For most of her adult life, Ella Stern had dreamed about being dominated in the bedroom. This did not only surprise herself but also left men feeling uneasy when confronted with her fantasy. One day, she finally saw only one way out of this dilemma – she registered for a BDSM beginners’ class.
- Text: Ella Stern
Images: Alexandra Siering, Caritia Abell, Isabelle Hanikamu
I lie on my back, blindfolded, my wrists tied with a rope against my boobs. I don’t know the person who is painstakingly slowly clipping a clothespin onto my right nipple. I can feel his physical strength, his breath on my skin. As soon as the pin is in place, something pokes my cheek. Ouch. I turn my head away, a hand turns it gently but determinedly back. Playful fingers wander slowly over my lips. Then they force them open and resolutely thrust something inside. It feels like a short, fat rubber plug. A warm sensation spreads between my legs …
A few seconds later someone removes the blindfold, the light goes on and I can see the person I have to thank for this pleasant feeling. A blond woman of about 40 smiles at me contently.
Six other couples sit around us in a spacious, light-flooded loft talking about their experiences. We are at Schwelle 7, a well-known studio in Berlin for experimental workshops, performances, and parties related to bodywork, art and, most of all, BDSM.
BDSM officially stands for bondage & discipline, dominance & submission, and sadism & masochism. It’s a catch-all phrase covering a wide range of sexual practices I have so far only heard of in theory but have dreamed about intensely.
The workshop we all participate in is enigmatically called “BDSM – Borders DO/N’T speak to me” and is a type of beginners’ class for people interested in BDSM but who don’t know exactly where or how to start and which aspects of their fantasies they want to live out. Just the thing for people like me. It took me a long time to realize that waiting for Mr. Right (“Honey, would you mind dominating me a bit when we do it, I mean would you be o.k. with that?) would be futile. I had to find a place that offered me what I need.
At the door to the studio, I almost chickened out, but luckily I pushed myself inside, because this step truly changed my life. I’m not kidding.
My fear of having to deal with strange people subsided the moment I entered the place. Everybody around me could just as well be working out at a yoga studio. The group is diverse with people ranging from 20 to 50 years old. From the hipster graphic design major to the successful manager of a medium-sized company to a mother of three young children. I soon realize that I’m not the only one sitting here extremely nervous, full of fear and questions.
For many people, desire and fear are twin emotions when it comes to sexuality. This is especially true when it comes to BDSM. That’s why the two workshop coaches tell us at the very beginning of the class what BSDM should be – a game based on mutual respect, appreciation and mindful communication. The goal while playing is to learn more about yourself, explore your limits, rid yourself of feelings of shame and fear. But the most important message that we hear over and over again during the four-day workshop is this: You never have to do anything you don’t want to do. Respect your limits and communicate them clearly and unambiguously.

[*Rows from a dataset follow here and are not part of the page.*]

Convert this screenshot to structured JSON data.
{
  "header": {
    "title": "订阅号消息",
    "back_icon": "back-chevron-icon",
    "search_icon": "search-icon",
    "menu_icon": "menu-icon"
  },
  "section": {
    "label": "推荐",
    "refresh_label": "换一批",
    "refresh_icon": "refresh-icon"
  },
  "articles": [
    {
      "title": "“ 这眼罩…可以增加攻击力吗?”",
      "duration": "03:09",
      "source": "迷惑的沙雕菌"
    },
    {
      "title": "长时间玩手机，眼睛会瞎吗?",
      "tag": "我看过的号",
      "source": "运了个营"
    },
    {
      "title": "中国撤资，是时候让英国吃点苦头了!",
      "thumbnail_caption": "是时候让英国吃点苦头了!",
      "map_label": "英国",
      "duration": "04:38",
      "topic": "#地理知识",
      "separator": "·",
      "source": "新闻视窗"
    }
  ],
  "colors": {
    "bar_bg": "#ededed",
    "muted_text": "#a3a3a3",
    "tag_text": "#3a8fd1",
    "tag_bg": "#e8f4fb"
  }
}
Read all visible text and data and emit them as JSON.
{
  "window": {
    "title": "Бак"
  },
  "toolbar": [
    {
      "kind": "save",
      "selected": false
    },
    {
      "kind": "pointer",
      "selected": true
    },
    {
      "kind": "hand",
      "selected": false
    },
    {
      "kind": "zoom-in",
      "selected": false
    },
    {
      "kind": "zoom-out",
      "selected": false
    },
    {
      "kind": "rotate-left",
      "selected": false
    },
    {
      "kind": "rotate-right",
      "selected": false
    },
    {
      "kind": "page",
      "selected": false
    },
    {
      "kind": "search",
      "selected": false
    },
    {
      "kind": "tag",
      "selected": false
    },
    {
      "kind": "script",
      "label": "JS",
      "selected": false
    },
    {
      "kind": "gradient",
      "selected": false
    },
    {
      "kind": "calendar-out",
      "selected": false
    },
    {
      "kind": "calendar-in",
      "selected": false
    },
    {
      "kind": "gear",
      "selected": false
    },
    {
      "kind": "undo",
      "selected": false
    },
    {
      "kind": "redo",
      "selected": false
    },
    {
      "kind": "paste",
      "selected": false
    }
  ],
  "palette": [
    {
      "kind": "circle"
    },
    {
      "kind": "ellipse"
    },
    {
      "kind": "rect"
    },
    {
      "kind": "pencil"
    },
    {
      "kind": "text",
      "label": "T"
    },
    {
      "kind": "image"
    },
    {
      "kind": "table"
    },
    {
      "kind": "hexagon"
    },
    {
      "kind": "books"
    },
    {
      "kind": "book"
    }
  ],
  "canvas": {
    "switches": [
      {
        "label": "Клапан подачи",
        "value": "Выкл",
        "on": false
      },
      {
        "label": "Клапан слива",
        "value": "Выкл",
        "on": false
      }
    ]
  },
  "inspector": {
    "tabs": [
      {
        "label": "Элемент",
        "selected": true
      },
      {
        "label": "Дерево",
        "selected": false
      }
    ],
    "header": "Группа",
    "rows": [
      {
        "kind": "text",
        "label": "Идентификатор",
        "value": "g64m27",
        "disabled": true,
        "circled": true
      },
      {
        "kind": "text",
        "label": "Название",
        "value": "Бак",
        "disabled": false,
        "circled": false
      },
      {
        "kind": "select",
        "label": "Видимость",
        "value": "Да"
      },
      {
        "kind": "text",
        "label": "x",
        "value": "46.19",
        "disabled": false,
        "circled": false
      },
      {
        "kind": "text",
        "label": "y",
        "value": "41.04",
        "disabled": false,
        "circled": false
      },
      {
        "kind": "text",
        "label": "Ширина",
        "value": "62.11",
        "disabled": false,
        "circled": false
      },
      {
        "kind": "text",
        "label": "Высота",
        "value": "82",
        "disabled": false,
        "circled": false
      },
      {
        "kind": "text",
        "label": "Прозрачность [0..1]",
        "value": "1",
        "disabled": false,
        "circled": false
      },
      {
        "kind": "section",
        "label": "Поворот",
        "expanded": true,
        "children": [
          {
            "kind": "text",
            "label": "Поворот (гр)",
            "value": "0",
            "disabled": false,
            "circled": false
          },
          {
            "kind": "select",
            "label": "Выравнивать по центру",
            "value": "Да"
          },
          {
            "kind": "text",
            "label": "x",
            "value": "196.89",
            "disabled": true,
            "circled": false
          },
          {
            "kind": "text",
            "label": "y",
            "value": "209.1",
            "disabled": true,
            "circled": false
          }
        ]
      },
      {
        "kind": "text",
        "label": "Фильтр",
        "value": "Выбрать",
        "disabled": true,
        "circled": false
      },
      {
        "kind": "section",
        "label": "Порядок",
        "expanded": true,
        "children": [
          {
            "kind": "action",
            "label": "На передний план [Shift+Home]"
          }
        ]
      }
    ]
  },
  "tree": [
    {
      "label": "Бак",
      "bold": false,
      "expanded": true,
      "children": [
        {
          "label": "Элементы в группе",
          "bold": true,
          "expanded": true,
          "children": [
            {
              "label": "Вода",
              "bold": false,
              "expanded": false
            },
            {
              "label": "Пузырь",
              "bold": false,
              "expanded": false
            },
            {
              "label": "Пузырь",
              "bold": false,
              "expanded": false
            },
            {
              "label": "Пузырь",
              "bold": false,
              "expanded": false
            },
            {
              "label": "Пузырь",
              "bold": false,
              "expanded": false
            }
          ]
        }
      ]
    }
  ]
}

The two women who introduce us to BDSM in a masterly fashion are called Caritia and Mara. They quickly prove they know what they are talking about as both have long-standing experience practicing BDSM. Caritia used to work as a professional dominatrix and Mara is a certified sexological bodyworker, a profession that is officially recognized in the U.S. Now both work as coaches teaching and promoting conscious BDSM and free sexuality. They regularly teach classes and help people like me to approach the subject in a conscious way and in a safe environment.
For both, the impact of their work in the BDSM field reaches far beyond the physical level: “Every human being has a unique complex personality of which we often only allow ourselves to live a mere fraction,” Mara explains to the group. “I see BDSM as a wonderful playground where you can discover these aspects of yourself without trying to make sense of it or needing to find an explanation. At the same time you work intensely with your body, mind, and soul to reconcile light and darkness.”
This monumental task makes us sweat time and again during the next four days of the workshop ...
The complete article is to be read in Séparée International No.1.